[Aim of the exercise] Each record below must be returned exactly as shown.

[Entries from a dataset of interfaces]
"""
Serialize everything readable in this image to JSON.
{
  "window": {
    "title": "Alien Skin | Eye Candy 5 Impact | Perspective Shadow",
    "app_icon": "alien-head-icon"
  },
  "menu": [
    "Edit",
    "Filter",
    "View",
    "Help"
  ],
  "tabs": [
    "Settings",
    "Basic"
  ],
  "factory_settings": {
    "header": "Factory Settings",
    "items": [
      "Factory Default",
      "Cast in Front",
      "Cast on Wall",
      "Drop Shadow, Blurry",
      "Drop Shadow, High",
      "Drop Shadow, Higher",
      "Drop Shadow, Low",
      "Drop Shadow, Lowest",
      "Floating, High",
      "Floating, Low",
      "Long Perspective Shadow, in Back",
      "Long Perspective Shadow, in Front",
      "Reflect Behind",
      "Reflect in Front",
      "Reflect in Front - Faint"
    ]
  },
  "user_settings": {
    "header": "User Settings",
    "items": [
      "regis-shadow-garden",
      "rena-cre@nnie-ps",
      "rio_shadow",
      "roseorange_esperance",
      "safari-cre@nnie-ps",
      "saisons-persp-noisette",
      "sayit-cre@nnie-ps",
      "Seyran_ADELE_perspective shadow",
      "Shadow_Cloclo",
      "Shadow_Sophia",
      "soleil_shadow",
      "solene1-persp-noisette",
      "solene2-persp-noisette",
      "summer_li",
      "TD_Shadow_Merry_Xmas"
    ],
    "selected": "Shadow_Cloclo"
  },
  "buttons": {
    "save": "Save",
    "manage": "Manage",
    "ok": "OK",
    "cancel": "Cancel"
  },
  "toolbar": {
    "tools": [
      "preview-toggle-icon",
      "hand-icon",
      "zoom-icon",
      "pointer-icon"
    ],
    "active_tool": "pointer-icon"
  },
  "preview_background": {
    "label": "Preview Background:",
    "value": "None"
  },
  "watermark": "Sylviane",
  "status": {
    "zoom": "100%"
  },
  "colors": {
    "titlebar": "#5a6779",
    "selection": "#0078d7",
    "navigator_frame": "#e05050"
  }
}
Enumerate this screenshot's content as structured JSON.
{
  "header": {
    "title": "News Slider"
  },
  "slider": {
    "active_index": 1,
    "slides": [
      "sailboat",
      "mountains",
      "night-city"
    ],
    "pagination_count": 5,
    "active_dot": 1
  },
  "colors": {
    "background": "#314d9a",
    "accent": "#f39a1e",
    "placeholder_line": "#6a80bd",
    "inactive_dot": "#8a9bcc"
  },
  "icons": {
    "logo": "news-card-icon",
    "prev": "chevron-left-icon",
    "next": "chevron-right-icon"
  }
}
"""
[Written answer]
Serialize everything readable in this image to JSON.
{
  "window": {
    "title": "Alien Skin | Eye Candy 5 Impact | Perspective Shadow",
    "app_icon": "alien-head-icon"
  },
  "menu": [
    "Edit",
    "Filter",
    "View",
    "Help"
  ],
  "tabs": [
    "Settings",
    "Basic"
  ],
  "factory_settings": {
    "header": "Factory Settings",
    "items": [
      "Factory Default",
      "Cast in Front",
      "Cast on Wall",
      "Drop Shadow, Blurry",
      "Drop Shadow, High",
      "Drop Shadow, Higher",
      "Drop Shadow, Low",
      "Drop Shadow, Lowest",
      "Floating, High",
      "Floating, Low",
      "Long Perspective Shadow, in Back",
      "Long Perspective Shadow, in Front",
      "Reflect Behind",
      "Reflect in Front",
      "Reflect in Front - Faint"
    ]
  },
  "user_settings": {
    "header": "User Settings",
    "items": [
      "regis-shadow-garden",
      "rena-cre@nnie-ps",
      "rio_shadow",
      "roseorange_esperance",
      "safari-cre@nnie-ps",
      "saisons-persp-noisette",
      "sayit-cre@nnie-ps",
      "Seyran_ADELE_perspective shadow",
      "Shadow_Cloclo",
      "Shadow_Sophia",
      "soleil_shadow",
      "solene1-persp-noisette",
      "solene2-persp-noisette",
      "summer_li",
      "TD_Shadow_Merry_Xmas"
    ],
    "selected": "Shadow_Cloclo"
  },
  "buttons": {
    "save": "Save",
    "manage": "Manage",
    "ok": "OK",
    "cancel": "Cancel"
  },
  "toolbar": {
    "tools": [
      "preview-toggle-icon",
      "hand-icon",
      "zoom-icon",
      "pointer-icon"
    ],
    "active_tool": "pointer-icon"
  },
  "preview_background": {
    "label": "Preview Background:",
    "value": "None"
  },
  "watermark": "Sylviane",
  "status": {
    "zoom": "100%"
  },
  "colors": {
    "titlebar": "#5a6779",
    "selection": "#0078d7",
    "navigator_frame": "#e05050"
  }
}
Enumerate this screenshot's content as structured JSON.
{
  "header": {
    "title": "News Slider"
  },
  "slider": {
    "active_index": 1,
    "slides": [
      "sailboat",
      "mountains",
      "night-city"
    ],
    "pagination_count": 5,
    "active_dot": 1
  },
  "colors": {
    "background": "#314d9a",
    "accent": "#f39a1e",
    "placeholder_line": "#6a80bd",
    "inactive_dot": "#8a9bcc"
  },
  "icons": {
    "logo": "news-card-icon",
    "prev": "chevron-left-icon",
    "next": "chevron-right-icon"
  }
}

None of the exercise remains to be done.